Content starts

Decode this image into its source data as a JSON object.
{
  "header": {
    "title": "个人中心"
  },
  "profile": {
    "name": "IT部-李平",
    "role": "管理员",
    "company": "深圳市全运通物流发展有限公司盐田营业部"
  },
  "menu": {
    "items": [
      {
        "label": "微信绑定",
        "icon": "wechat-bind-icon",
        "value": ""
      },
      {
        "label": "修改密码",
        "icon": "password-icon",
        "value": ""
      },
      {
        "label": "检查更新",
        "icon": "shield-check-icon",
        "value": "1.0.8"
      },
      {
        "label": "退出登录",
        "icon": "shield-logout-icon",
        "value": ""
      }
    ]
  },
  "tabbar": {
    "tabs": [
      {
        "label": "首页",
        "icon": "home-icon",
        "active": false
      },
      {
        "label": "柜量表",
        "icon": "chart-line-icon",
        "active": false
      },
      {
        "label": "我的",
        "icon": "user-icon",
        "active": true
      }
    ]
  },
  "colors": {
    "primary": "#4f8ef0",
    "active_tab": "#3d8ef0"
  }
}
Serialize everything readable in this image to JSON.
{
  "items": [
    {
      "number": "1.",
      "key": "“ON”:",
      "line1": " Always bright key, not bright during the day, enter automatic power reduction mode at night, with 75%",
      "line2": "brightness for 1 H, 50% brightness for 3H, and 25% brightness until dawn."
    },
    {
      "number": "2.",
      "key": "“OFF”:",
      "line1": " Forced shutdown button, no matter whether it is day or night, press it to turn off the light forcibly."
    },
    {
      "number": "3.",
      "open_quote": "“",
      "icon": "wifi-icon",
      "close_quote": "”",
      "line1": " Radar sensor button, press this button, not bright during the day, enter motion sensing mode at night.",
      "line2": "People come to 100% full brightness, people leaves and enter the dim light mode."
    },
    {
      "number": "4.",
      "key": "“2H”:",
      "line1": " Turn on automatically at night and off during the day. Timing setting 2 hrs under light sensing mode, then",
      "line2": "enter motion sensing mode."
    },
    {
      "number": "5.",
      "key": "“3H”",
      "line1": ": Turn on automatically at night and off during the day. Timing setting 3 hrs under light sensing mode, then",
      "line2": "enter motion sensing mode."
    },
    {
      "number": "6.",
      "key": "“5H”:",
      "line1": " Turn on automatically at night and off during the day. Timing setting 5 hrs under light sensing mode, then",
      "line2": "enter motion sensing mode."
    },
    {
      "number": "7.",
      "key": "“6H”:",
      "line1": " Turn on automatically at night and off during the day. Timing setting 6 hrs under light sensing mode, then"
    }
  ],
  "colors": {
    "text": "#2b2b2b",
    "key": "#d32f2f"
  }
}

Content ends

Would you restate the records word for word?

Decode this image into its source data as a JSON object.
{
  "header": {
    "title": "个人中心"
  },
  "profile": {
    "name": "IT部-李平",
    "role": "管理员",
    "company": "深圳市全运通物流发展有限公司盐田营业部"
  },
  "menu": {
    "items": [
      {
        "label": "微信绑定",
        "icon": "wechat-bind-icon",
        "value": ""
      },
      {
        "label": "修改密码",
        "icon": "password-icon",
        "value": ""
      },
      {
        "label": "检查更新",
        "icon": "shield-check-icon",
        "value": "1.0.8"
      },
      {
        "label": "退出登录",
        "icon": "shield-logout-icon",
        "value": ""
      }
    ]
  },
  "tabbar": {
    "tabs": [
      {
        "label": "首页",
        "icon": "home-icon",
        "active": false
      },
      {
        "label": "柜量表",
        "icon": "chart-line-icon",
        "active": false
      },
      {
        "label": "我的",
        "icon": "user-icon",
        "active": true
      }
    ]
  },
  "colors": {
    "primary": "#4f8ef0",
    "active_tab": "#3d8ef0"
  }
}
Serialize everything readable in this image to JSON.
{
  "items": [
    {
      "number": "1.",
      "key": "“ON”:",
      "line1": " Always bright key, not bright during the day, enter automatic power reduction mode at night, with 75%",
      "line2": "brightness for 1 H, 50% brightness for 3H, and 25% brightness until dawn."
    },
    {
      "number": "2.",
      "key": "“OFF”:",
      "line1": " Forced shutdown button, no matter whether it is day or night, press it to turn off the light forcibly."
    },
    {
      "number": "3.",
      "open_quote": "“",
      "icon": "wifi-icon",
      "close_quote": "”",
      "line1": " Radar sensor button, press this button, not bright during the day, enter motion sensing mode at night.",
      "line2": "People come to 100% full brightness, people leaves and enter the dim light mode."
    },
    {
      "number": "4.",
      "key": "“2H”:",
      "line1": " Turn on automatically at night and off during the day. Timing setting 2 hrs under light sensing mode, then",
      "line2": "enter motion sensing mode."
    },
    {
      "number": "5.",
      "key": "“3H”",
      "line1": ": Turn on automatically at night and off during the day. Timing setting 3 hrs under light sensing mode, then",
      "line2": "enter motion sensing mode."
    },
    {
      "number": "6.",
      "key": "“5H”:",
      "line1": " Turn on automatically at night and off during the day. Timing setting 5 hrs under light sensing mode, then",
      "line2": "enter motion sensing mode."
    },
    {
      "number": "7.",
      "key": "“6H”:",
      "line1": " Turn on automatically at night and off during the day. Timing setting 6 hrs under light sensing mode, then"
    }
  ],
  "colors": {
    "text": "#2b2b2b",
    "key": "#d32f2f"
  }
}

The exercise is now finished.